She and Ellen wandered the cobblestone streets of Boston.
They stood in sunshine that fingered its way down through the tile roofs and alleys of the old brick buildings.
They went to Man Ray on the weekends, the club across the river where they were the straight girls amid the gay men.
They danced with abandon and without worry. The music was loud and they absorbed it into their bodies and their bones. It pulsed in their blood. The watched the beautiful men dancing with each other under the flashing indoor lights.
The women’s room was in the basement. They emerged from their stalls to find tall muscled men in drag reapplying mascara.
Back across the river, on the sunlit street by DeLuca’s, they talked with their Man Ray friends, their faces shadowed with the worry that was beginning to creep through the alleys and the streets.
More than twenty years later and she’s remembering those months, those years. She’s picturing again the basement of Man Ray, where next to the women’s room was a narrow window set into a brick wall, a window that gave onto a sealed-off 1950’s living room, a perfect movie set living room, cut off from the world, a lamp burning on the coffee table.
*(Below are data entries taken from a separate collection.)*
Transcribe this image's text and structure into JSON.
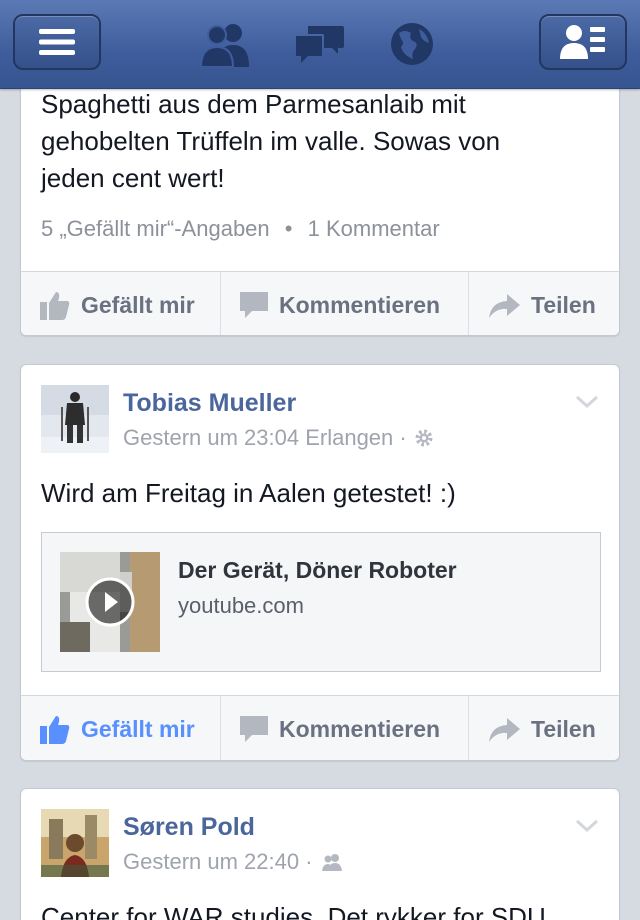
{
  "nav": {
    "menu_icon": "hamburger-menu-icon",
    "friends_icon": "friend-requests-icon",
    "messages_icon": "messages-icon",
    "notifications_icon": "globe-notifications-icon",
    "contacts_icon": "contacts-list-icon"
  },
  "colors": {
    "navbar": "#3f5d9c",
    "link_blue": "#4b669c",
    "liked_blue": "#5890ff",
    "background": "#d6dae1"
  },
  "posts": [
    {
      "text_lines": [
        "Spaghetti aus dem Parmesanlaib mit",
        "gehobelten Trüffeln im valle. Sowas von",
        "jeden cent wert!"
      ],
      "likes": "5 „Gefällt mir“-Angaben",
      "separator": "•",
      "comments": "1 Kommentar",
      "actions": {
        "like": "Gefällt mir",
        "comment": "Kommentieren",
        "share": "Teilen"
      },
      "liked": false
    },
    {
      "author": "Tobias Mueller",
      "time": "Gestern um 23:04 Erlangen ·",
      "privacy_icon": "gear-icon",
      "text": "Wird am Freitag in Aalen getestet! :)",
      "link": {
        "title": "Der Gerät, Döner Roboter",
        "domain": "youtube.com"
      },
      "actions": {
        "like": "Gefällt mir",
        "comment": "Kommentieren",
        "share": "Teilen"
      },
      "liked": true
    },
    {
      "author": "Søren Pold",
      "time": "Gestern um 22:40 ·",
      "privacy_icon": "friends-icon",
      "text": "Center for WAR studies. Det rykker for SDU"
    }
  ]
}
She remembers how she and Ellen used to stand on tiptoe, peering silently into the inaccessible room of the past. She remembers how the drag queens brushed by them, young and male and beautiful, tan skin stretched over muscles and that invisible blood.